WHAT THE TASK REQUIRES: Without including any picture, return the complete set of records exactly.

INPUT DATA:
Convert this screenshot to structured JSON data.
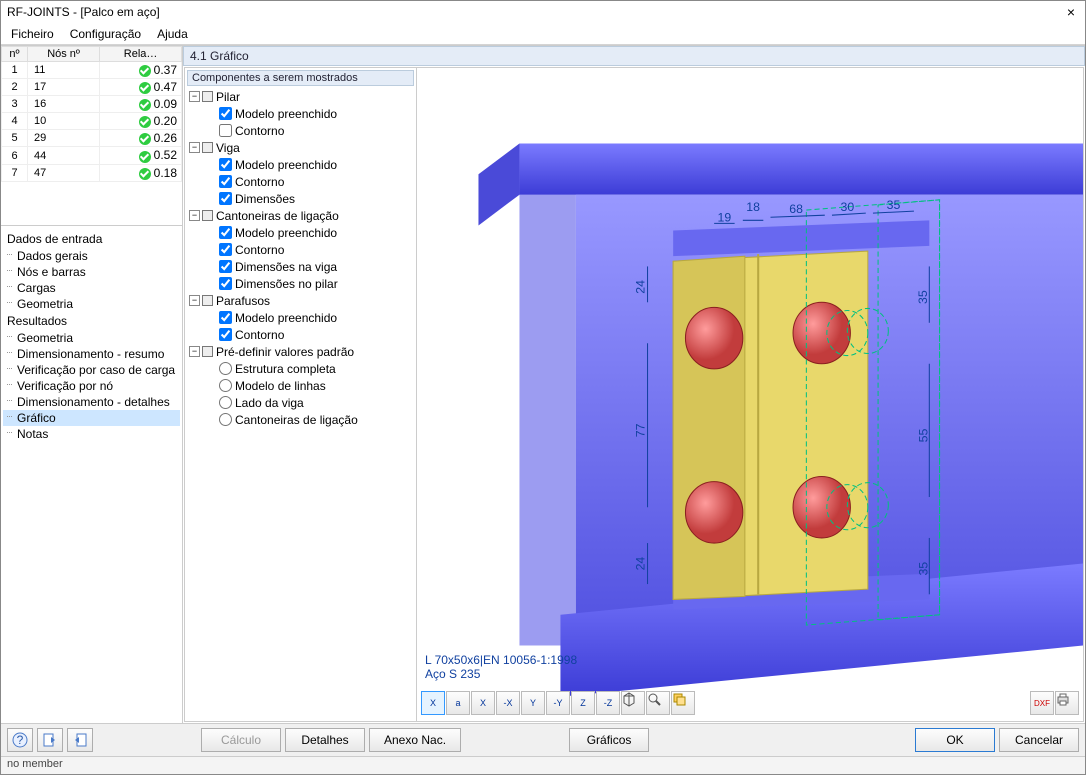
{
  "window": {
    "title": "RF-JOINTS - [Palco em aço]"
  },
  "menu": {
    "file": "Ficheiro",
    "config": "Configuração",
    "help": "Ajuda"
  },
  "table": {
    "headers": {
      "no": "nº",
      "nodes": "Nós nº",
      "ratio": "Rela…"
    },
    "rows": [
      {
        "no": "1",
        "nodes": "11",
        "ratio": "0.37"
      },
      {
        "no": "2",
        "nodes": "17",
        "ratio": "0.47"
      },
      {
        "no": "3",
        "nodes": "16",
        "ratio": "0.09"
      },
      {
        "no": "4",
        "nodes": "10",
        "ratio": "0.20"
      },
      {
        "no": "5",
        "nodes": "29",
        "ratio": "0.26"
      },
      {
        "no": "6",
        "nodes": "44",
        "ratio": "0.52"
      },
      {
        "no": "7",
        "nodes": "47",
        "ratio": "0.18"
      }
    ]
  },
  "nav": {
    "input_group": "Dados de entrada",
    "input_items": [
      "Dados gerais",
      "Nós e barras",
      "Cargas",
      "Geometria"
    ],
    "results_group": "Resultados",
    "results_items": [
      "Geometria",
      "Dimensionamento - resumo",
      "Verificação por caso de carga",
      "Verificação por nó",
      "Dimensionamento - detalhes",
      "Gráfico",
      "Notas"
    ]
  },
  "panel_title": "4.1 Gráfico",
  "tree": {
    "caption": "Componentes a serem mostrados",
    "pilar": {
      "label": "Pilar",
      "modelo": "Modelo preenchido",
      "contorno": "Contorno"
    },
    "viga": {
      "label": "Viga",
      "modelo": "Modelo preenchido",
      "contorno": "Contorno",
      "dim": "Dimensões"
    },
    "cant": {
      "label": "Cantoneiras de ligação",
      "modelo": "Modelo preenchido",
      "contorno": "Contorno",
      "dimv": "Dimensões na viga",
      "dimp": "Dimensões no pilar"
    },
    "paraf": {
      "label": "Parafusos",
      "modelo": "Modelo preenchido",
      "contorno": "Contorno"
    },
    "predef": {
      "label": "Pré-definir valores padrão",
      "estrutura": "Estrutura completa",
      "linhas": "Modelo de linhas",
      "lado": "Lado da viga",
      "cant": "Cantoneiras de ligação"
    }
  },
  "dims": {
    "top1": "19",
    "top2": "18",
    "top3": "68",
    "top4": "30",
    "top5": "35",
    "left1": "24",
    "left2": "77",
    "left3": "24",
    "right1": "35",
    "right2": "55",
    "right3": "35"
  },
  "viewer_info": {
    "profile": "L 70x50x6|EN 10056-1:1998",
    "material": "Aço S 235"
  },
  "footer": {
    "calc": "Cálculo",
    "details": "Detalhes",
    "annex": "Anexo Nac.",
    "graphics": "Gráficos",
    "ok": "OK",
    "cancel": "Cancelar"
  },
  "status": "no member",
  "toolbar_labels": {
    "x": "X",
    "ax": "a",
    "ix": "X",
    "nx": "-X",
    "iy": "Y",
    "ny": "-Y",
    "iz": "Z",
    "nz": "-Z",
    "dxf": "DXF"
  }
}
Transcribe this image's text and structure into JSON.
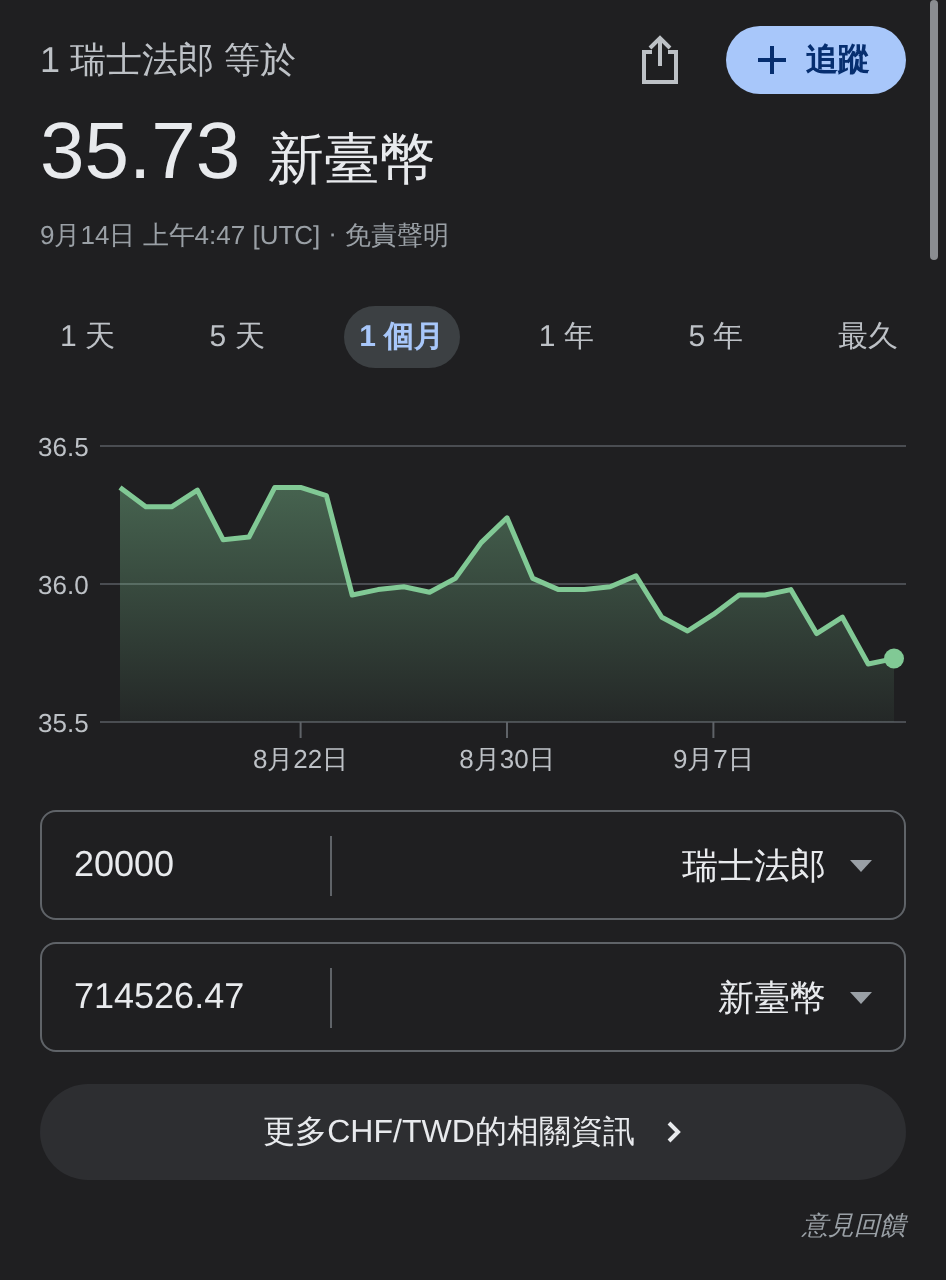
{
  "header": {
    "title": "1 瑞士法郎 等於",
    "follow_label": "追蹤"
  },
  "rate": {
    "value": "35.73",
    "unit": "新臺幣"
  },
  "meta": {
    "timestamp": "9月14日 上午4:47 [UTC]",
    "separator": "·",
    "disclaimer_link": "免責聲明"
  },
  "range_tabs": [
    {
      "label": "1 天",
      "selected": false
    },
    {
      "label": "5 天",
      "selected": false
    },
    {
      "label": "1 個月",
      "selected": true
    },
    {
      "label": "1 年",
      "selected": false
    },
    {
      "label": "5 年",
      "selected": false
    },
    {
      "label": "最久",
      "selected": false
    }
  ],
  "chart": {
    "chart_data": {
      "type": "area",
      "categories": [
        null,
        null,
        null,
        null,
        null,
        null,
        null,
        "8月22日",
        null,
        null,
        null,
        null,
        null,
        null,
        null,
        "8月30日",
        null,
        null,
        null,
        null,
        null,
        null,
        null,
        "9月7日",
        null,
        null,
        null,
        null,
        null,
        null,
        null
      ],
      "series": [
        {
          "color": "#81c995",
          "values": [
            36.35,
            36.28,
            36.28,
            36.34,
            36.16,
            36.17,
            36.35,
            36.35,
            36.32,
            35.96,
            35.98,
            35.99,
            35.97,
            36.02,
            36.15,
            36.24,
            36.02,
            35.98,
            35.98,
            35.99,
            36.03,
            35.88,
            35.83,
            35.89,
            35.96,
            35.96,
            35.98,
            35.82,
            35.88,
            35.71,
            35.73
          ]
        }
      ],
      "ylim": [
        35.5,
        36.5
      ],
      "yticks": [
        35.5,
        {
          "value": 36,
          "label": "36.0"
        },
        36.5
      ]
    }
  },
  "converter": [
    {
      "amount": "20000",
      "currency": "瑞士法郎"
    },
    {
      "amount": "714526.47",
      "currency": "新臺幣"
    }
  ],
  "more_info_button": "更多CHF/TWD的相關資訊",
  "feedback_link": "意見回饋"
}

ANSWER AREA:
Convert this screenshot to structured JSON data.
{
  "window": {
    "title": "RF-JOINTS - [Palco em aço]"
  },
  "menu": {
    "file": "Ficheiro",
    "config": "Configuração",
    "help": "Ajuda"
  },
  "table": {
    "headers": {
      "no": "nº",
      "nodes": "Nós nº",
      "ratio": "Rela…"
    },
    "rows": [
      {
        "no": "1",
        "nodes": "11",
        "ratio": "0.37"
      },
      {
        "no": "2",
        "nodes": "17",
        "ratio": "0.47"
      },
      {
        "no": "3",
        "nodes": "16",
        "ratio": "0.09"
      },
      {
        "no": "4",
        "nodes": "10",
        "ratio": "0.20"
      },
      {
        "no": "5",
        "nodes": "29",
        "ratio": "0.26"
      },
      {
        "no": "6",
        "nodes": "44",
        "ratio": "0.52"
      },
      {
        "no": "7",
        "nodes": "47",
        "ratio": "0.18"
      }
    ]
  },
  "nav": {
    "input_group": "Dados de entrada",
    "input_items": [
      "Dados gerais",
      "Nós e barras",
      "Cargas",
      "Geometria"
    ],
    "results_group": "Resultados",
    "results_items": [
      "Geometria",
      "Dimensionamento - resumo",
      "Verificação por caso de carga",
      "Verificação por nó",
      "Dimensionamento - detalhes",
      "Gráfico",
      "Notas"
    ]
  },
  "panel_title": "4.1 Gráfico",
  "tree": {
    "caption": "Componentes a serem mostrados",
    "pilar": {
      "label": "Pilar",
      "modelo": "Modelo preenchido",
      "contorno": "Contorno"
    },
    "viga": {
      "label": "Viga",
      "modelo": "Modelo preenchido",
      "contorno": "Contorno",
      "dim": "Dimensões"
    },
    "cant": {
      "label": "Cantoneiras de ligação",
      "modelo": "Modelo preenchido",
      "contorno": "Contorno",
      "dimv": "Dimensões na viga",
      "dimp": "Dimensões no pilar"
    },
    "paraf": {
      "label": "Parafusos",
      "modelo": "Modelo preenchido",
      "contorno": "Contorno"
    },
    "predef": {
      "label": "Pré-definir valores padrão",
      "estrutura": "Estrutura completa",
      "linhas": "Modelo de linhas",
      "lado": "Lado da viga",
      "cant": "Cantoneiras de ligação"
    }
  },
  "dims": {
    "top1": "19",
    "top2": "18",
    "top3": "68",
    "top4": "30",
    "top5": "35",
    "left1": "24",
    "left2": "77",
    "left3": "24",
    "right1": "35",
    "right2": "55",
    "right3": "35"
  },
  "viewer_info": {
    "profile": "L 70x50x6|EN 10056-1:1998",
    "material": "Aço S 235"
  },
  "footer": {
    "calc": "Cálculo",
    "details": "Detalhes",
    "annex": "Anexo Nac.",
    "graphics": "Gráficos",
    "ok": "OK",
    "cancel": "Cancelar"
  },
  "status": "no member",
  "toolbar_labels": {
    "x": "X",
    "ax": "a",
    "ix": "X",
    "nx": "-X",
    "iy": "Y",
    "ny": "-Y",
    "iz": "Z",
    "nz": "-Z",
    "dxf": "DXF"
  }
}
Transcribe this image's text and structure into JSON.
{
  "header": {
    "title": "1 瑞士法郎 等於",
    "follow_label": "追蹤"
  },
  "rate": {
    "value": "35.73",
    "unit": "新臺幣"
  },
  "meta": {
    "timestamp": "9月14日 上午4:47 [UTC]",
    "separator": "·",
    "disclaimer_link": "免責聲明"
  },
  "range_tabs": [
    {
      "label": "1 天",
      "selected": false
    },
    {
      "label": "5 天",
      "selected": false
    },
    {
      "label": "1 個月",
      "selected": true
    },
    {
      "label": "1 年",
      "selected": false
    },
    {
      "label": "5 年",
      "selected": false
    },
    {
      "label": "最久",
      "selected": false
    }
  ],
  "chart": {
    "chart_data": {
      "type": "area",
      "categories": [
        null,
        null,
        null,
        null,
        null,
        null,
        null,
        "8月22日",
        null,
        null,
        null,
        null,
        null,
        null,
        null,
        "8月30日",
        null,
        null,
        null,
        null,
        null,
        null,
        null,
        "9月7日",
        null,
        null,
        null,
        null,
        null,
        null,
        null
      ],
      "series": [
        {
          "color": "#81c995",
          "values": [
            36.35,
            36.28,
            36.28,
            36.34,
            36.16,
            36.17,
            36.35,
            36.35,
            36.32,
            35.96,
            35.98,
            35.99,
            35.97,
            36.02,
            36.15,
            36.24,
            36.02,
            35.98,
            35.98,
            35.99,
            36.03,
            35.88,
            35.83,
            35.89,
            35.96,
            35.96,
            35.98,
            35.82,
            35.88,
            35.71,
            35.73
          ]
        }
      ],
      "ylim": [
        35.5,
        36.5
      ],
      "yticks": [
        35.5,
        {
          "value": 36,
          "label": "36.0"
        },
        36.5
      ]
    }
  },
  "converter": [
    {
      "amount": "20000",
      "currency": "瑞士法郎"
    },
    {
      "amount": "714526.47",
      "currency": "新臺幣"
    }
  ],
  "more_info_button": "更多CHF/TWD的相關資訊",
  "feedback_link": "意見回饋"
}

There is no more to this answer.